Directions for this task:
Beginning with the first entry, print all the records exactly.

Recorded data:
◆ ◆ ◆ ◆
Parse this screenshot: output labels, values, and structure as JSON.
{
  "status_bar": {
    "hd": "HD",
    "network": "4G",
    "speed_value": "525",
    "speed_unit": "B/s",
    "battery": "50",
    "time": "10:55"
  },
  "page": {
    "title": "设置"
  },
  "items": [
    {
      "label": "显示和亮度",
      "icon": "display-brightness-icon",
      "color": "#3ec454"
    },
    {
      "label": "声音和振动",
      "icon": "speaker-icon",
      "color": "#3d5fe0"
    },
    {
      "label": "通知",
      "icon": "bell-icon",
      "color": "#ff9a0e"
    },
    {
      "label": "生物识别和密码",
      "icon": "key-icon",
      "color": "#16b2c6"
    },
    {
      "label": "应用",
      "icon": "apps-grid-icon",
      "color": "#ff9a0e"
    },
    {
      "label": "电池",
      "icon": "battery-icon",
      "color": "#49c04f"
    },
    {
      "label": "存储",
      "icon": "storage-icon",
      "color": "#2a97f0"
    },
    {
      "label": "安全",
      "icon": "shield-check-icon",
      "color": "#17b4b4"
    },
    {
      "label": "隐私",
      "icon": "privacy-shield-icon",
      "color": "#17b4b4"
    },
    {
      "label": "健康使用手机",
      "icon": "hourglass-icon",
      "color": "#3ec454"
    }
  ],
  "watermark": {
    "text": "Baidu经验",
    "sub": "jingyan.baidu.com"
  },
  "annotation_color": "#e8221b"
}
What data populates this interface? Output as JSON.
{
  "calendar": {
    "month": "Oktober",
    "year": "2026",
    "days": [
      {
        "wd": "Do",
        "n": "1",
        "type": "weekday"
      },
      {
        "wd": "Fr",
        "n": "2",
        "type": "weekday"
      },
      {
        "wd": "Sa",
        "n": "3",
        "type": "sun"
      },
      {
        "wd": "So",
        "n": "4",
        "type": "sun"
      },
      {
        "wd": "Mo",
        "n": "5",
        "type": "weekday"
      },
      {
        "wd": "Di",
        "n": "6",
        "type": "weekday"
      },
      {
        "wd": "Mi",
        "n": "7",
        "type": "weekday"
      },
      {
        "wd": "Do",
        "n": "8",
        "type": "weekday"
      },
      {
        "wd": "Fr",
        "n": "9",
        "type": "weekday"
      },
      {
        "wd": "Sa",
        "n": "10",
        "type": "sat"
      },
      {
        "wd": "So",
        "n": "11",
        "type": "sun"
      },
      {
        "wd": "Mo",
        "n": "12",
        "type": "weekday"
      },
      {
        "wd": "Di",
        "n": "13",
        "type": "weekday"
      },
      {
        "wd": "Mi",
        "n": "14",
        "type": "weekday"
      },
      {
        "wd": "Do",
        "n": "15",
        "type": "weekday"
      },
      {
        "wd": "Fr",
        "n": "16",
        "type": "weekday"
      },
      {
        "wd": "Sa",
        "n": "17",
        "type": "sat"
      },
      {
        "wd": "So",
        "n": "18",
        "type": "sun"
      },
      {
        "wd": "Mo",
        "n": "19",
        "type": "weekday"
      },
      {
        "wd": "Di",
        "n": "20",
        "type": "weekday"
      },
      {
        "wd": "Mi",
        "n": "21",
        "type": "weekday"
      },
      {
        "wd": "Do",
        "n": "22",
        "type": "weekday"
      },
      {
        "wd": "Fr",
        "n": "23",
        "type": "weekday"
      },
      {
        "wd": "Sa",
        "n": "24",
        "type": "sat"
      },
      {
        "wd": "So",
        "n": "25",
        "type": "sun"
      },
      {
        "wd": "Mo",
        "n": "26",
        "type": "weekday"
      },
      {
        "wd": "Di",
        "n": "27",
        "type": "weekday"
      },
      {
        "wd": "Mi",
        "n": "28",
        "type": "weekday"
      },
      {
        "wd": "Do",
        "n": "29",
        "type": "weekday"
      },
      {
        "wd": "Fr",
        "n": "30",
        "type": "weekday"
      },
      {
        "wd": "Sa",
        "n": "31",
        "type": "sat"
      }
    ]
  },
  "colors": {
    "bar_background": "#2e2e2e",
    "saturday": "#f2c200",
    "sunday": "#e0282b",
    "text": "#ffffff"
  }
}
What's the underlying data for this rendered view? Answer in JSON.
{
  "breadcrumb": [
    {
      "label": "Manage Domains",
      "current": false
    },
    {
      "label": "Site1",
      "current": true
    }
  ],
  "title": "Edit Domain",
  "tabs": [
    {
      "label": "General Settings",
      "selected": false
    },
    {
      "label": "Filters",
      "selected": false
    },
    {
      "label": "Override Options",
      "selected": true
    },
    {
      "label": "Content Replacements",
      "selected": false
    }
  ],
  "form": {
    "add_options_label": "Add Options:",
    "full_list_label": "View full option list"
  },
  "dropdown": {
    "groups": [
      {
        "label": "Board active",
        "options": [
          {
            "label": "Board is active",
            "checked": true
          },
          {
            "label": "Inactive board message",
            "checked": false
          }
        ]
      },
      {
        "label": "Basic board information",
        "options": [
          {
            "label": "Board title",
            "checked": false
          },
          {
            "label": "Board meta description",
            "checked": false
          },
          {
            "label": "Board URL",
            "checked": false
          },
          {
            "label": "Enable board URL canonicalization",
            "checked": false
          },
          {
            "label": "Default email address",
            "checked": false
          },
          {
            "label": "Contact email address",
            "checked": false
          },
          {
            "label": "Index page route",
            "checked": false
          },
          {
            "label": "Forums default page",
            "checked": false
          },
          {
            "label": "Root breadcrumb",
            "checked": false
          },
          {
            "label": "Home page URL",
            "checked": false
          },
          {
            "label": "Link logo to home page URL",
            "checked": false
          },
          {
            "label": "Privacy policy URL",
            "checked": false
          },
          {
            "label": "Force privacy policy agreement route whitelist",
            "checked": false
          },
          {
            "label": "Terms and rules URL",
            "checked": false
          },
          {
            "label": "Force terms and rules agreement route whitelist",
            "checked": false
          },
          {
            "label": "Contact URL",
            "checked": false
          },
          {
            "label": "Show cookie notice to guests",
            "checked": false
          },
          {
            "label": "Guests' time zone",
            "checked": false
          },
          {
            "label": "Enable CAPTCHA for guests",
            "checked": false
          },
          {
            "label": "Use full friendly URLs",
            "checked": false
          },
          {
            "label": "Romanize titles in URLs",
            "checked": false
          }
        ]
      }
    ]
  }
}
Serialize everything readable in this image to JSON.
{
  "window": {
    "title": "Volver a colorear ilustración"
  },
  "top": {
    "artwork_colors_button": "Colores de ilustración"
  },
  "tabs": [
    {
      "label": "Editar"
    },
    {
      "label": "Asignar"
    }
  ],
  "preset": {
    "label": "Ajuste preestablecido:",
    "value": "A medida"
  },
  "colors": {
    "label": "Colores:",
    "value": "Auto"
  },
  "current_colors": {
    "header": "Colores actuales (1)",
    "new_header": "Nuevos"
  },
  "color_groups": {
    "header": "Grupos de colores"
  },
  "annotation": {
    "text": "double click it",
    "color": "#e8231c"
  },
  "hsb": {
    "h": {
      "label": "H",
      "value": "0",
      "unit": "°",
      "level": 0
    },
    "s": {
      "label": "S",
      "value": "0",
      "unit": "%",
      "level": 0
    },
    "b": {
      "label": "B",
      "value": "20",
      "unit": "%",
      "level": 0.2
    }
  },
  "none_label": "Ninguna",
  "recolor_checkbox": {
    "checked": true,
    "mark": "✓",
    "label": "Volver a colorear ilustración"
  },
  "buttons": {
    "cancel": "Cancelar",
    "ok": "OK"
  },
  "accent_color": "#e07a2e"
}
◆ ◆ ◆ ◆
Solution for this task:
Parse this screenshot: output labels, values, and structure as JSON.
{
  "status_bar": {
    "hd": "HD",
    "network": "4G",
    "speed_value": "525",
    "speed_unit": "B/s",
    "battery": "50",
    "time": "10:55"
  },
  "page": {
    "title": "设置"
  },
  "items": [
    {
      "label": "显示和亮度",
      "icon": "display-brightness-icon",
      "color": "#3ec454"
    },
    {
      "label": "声音和振动",
      "icon": "speaker-icon",
      "color": "#3d5fe0"
    },
    {
      "label": "通知",
      "icon": "bell-icon",
      "color": "#ff9a0e"
    },
    {
      "label": "生物识别和密码",
      "icon": "key-icon",
      "color": "#16b2c6"
    },
    {
      "label": "应用",
      "icon": "apps-grid-icon",
      "color": "#ff9a0e"
    },
    {
      "label": "电池",
      "icon": "battery-icon",
      "color": "#49c04f"
    },
    {
      "label": "存储",
      "icon": "storage-icon",
      "color": "#2a97f0"
    },
    {
      "label": "安全",
      "icon": "shield-check-icon",
      "color": "#17b4b4"
    },
    {
      "label": "隐私",
      "icon": "privacy-shield-icon",
      "color": "#17b4b4"
    },
    {
      "label": "健康使用手机",
      "icon": "hourglass-icon",
      "color": "#3ec454"
    }
  ],
  "watermark": {
    "text": "Baidu经验",
    "sub": "jingyan.baidu.com"
  },
  "annotation_color": "#e8221b"
}
What data populates this interface? Output as JSON.
{
  "calendar": {
    "month": "Oktober",
    "year": "2026",
    "days": [
      {
        "wd": "Do",
        "n": "1",
        "type": "weekday"
      },
      {
        "wd": "Fr",
        "n": "2",
        "type": "weekday"
      },
      {
        "wd": "Sa",
        "n": "3",
        "type": "sun"
      },
      {
        "wd": "So",
        "n": "4",
        "type": "sun"
      },
      {
        "wd": "Mo",
        "n": "5",
        "type": "weekday"
      },
      {
        "wd": "Di",
        "n": "6",
        "type": "weekday"
      },
      {
        "wd": "Mi",
        "n": "7",
        "type": "weekday"
      },
      {
        "wd": "Do",
        "n": "8",
        "type": "weekday"
      },
      {
        "wd": "Fr",
        "n": "9",
        "type": "weekday"
      },
      {
        "wd": "Sa",
        "n": "10",
        "type": "sat"
      },
      {
        "wd": "So",
        "n": "11",
        "type": "sun"
      },
      {
        "wd": "Mo",
        "n": "12",
        "type": "weekday"
      },
      {
        "wd": "Di",
        "n": "13",
        "type": "weekday"
      },
      {
        "wd": "Mi",
        "n": "14",
        "type": "weekday"
      },
      {
        "wd": "Do",
        "n": "15",
        "type": "weekday"
      },
      {
        "wd": "Fr",
        "n": "16",
        "type": "weekday"
      },
      {
        "wd": "Sa",
        "n": "17",
        "type": "sat"
      },
      {
        "wd": "So",
        "n": "18",
        "type": "sun"
      },
      {
        "wd": "Mo",
        "n": "19",
        "type": "weekday"
      },
      {
        "wd": "Di",
        "n": "20",
        "type": "weekday"
      },
      {
        "wd": "Mi",
        "n": "21",
        "type": "weekday"
      },
      {
        "wd": "Do",
        "n": "22",
        "type": "weekday"
      },
      {
        "wd": "Fr",
        "n": "23",
        "type": "weekday"
      },
      {
        "wd": "Sa",
        "n": "24",
        "type": "sat"
      },
      {
        "wd": "So",
        "n": "25",
        "type": "sun"
      },
      {
        "wd": "Mo",
        "n": "26",
        "type": "weekday"
      },
      {
        "wd": "Di",
        "n": "27",
        "type": "weekday"
      },
      {
        "wd": "Mi",
        "n": "28",
        "type": "weekday"
      },
      {
        "wd": "Do",
        "n": "29",
        "type": "weekday"
      },
      {
        "wd": "Fr",
        "n": "30",
        "type": "weekday"
      },
      {
        "wd": "Sa",
        "n": "31",
        "type": "sat"
      }
    ]
  },
  "colors": {
    "bar_background": "#2e2e2e",
    "saturday": "#f2c200",
    "sunday": "#e0282b",
    "text": "#ffffff"
  }
}
What's the underlying data for this rendered view? Answer in JSON.
{
  "breadcrumb": [
    {
      "label": "Manage Domains",
      "current": false
    },
    {
      "label": "Site1",
      "current": true
    }
  ],
  "title": "Edit Domain",
  "tabs": [
    {
      "label": "General Settings",
      "selected": false
    },
    {
      "label": "Filters",
      "selected": false
    },
    {
      "label": "Override Options",
      "selected": true
    },
    {
      "label": "Content Replacements",
      "selected": false
    }
  ],
  "form": {
    "add_options_label": "Add Options:",
    "full_list_label": "View full option list"
  },
  "dropdown": {
    "groups": [
      {
        "label": "Board active",
        "options": [
          {
            "label": "Board is active",
            "checked": true
          },
          {
            "label": "Inactive board message",
            "checked": false
          }
        ]
      },
      {
        "label": "Basic board information",
        "options": [
          {
            "label": "Board title",
            "checked": false
          },
          {
            "label": "Board meta description",
            "checked": false
          },
          {
            "label": "Board URL",
            "checked": false
          },
          {
            "label": "Enable board URL canonicalization",
            "checked": false
          },
          {
            "label": "Default email address",
            "checked": false
          },
          {
            "label": "Contact email address",
            "checked": false
          },
          {
            "label": "Index page route",
            "checked": false
          },
          {
            "label": "Forums default page",
            "checked": false
          },
          {
            "label": "Root breadcrumb",
            "checked": false
          },
          {
            "label": "Home page URL",
            "checked": false
          },
          {
            "label": "Link logo to home page URL",
            "checked": false
          },
          {
            "label": "Privacy policy URL",
            "checked": false
          },
          {
            "label": "Force privacy policy agreement route whitelist",
            "checked": false
          },
          {
            "label": "Terms and rules URL",
            "checked": false
          },
          {
            "label": "Force terms and rules agreement route whitelist",
            "checked": false
          },
          {
            "label": "Contact URL",
            "checked": false
          },
          {
            "label": "Show cookie notice to guests",
            "checked": false
          },
          {
            "label": "Guests' time zone",
            "checked": false
          },
          {
            "label": "Enable CAPTCHA for guests",
            "checked": false
          },
          {
            "label": "Use full friendly URLs",
            "checked": false
          },
          {
            "label": "Romanize titles in URLs",
            "checked": false
          }
        ]
      }
    ]
  }
}
Serialize everything readable in this image to JSON.
{
  "window": {
    "title": "Volver a colorear ilustración"
  },
  "top": {
    "artwork_colors_button": "Colores de ilustración"
  },
  "tabs": [
    {
      "label": "Editar"
    },
    {
      "label": "Asignar"
    }
  ],
  "preset": {
    "label": "Ajuste preestablecido:",
    "value": "A medida"
  },
  "colors": {
    "label": "Colores:",
    "value": "Auto"
  },
  "current_colors": {
    "header": "Colores actuales (1)",
    "new_header": "Nuevos"
  },
  "color_groups": {
    "header": "Grupos de colores"
  },
  "annotation": {
    "text": "double click it",
    "color": "#e8231c"
  },
  "hsb": {
    "h": {
      "label": "H",
      "value": "0",
      "unit": "°",
      "level": 0
    },
    "s": {
      "label": "S",
      "value": "0",
      "unit": "%",
      "level": 0
    },
    "b": {
      "label": "B",
      "value": "20",
      "unit": "%",
      "level": 0.2
    }
  },
  "none_label": "Ninguna",
  "recolor_checkbox": {
    "checked": true,
    "mark": "✓",
    "label": "Volver a colorear ilustración"
  },
  "buttons": {
    "cancel": "Cancelar",
    "ok": "OK"
  },
  "accent_color": "#e07a2e"
}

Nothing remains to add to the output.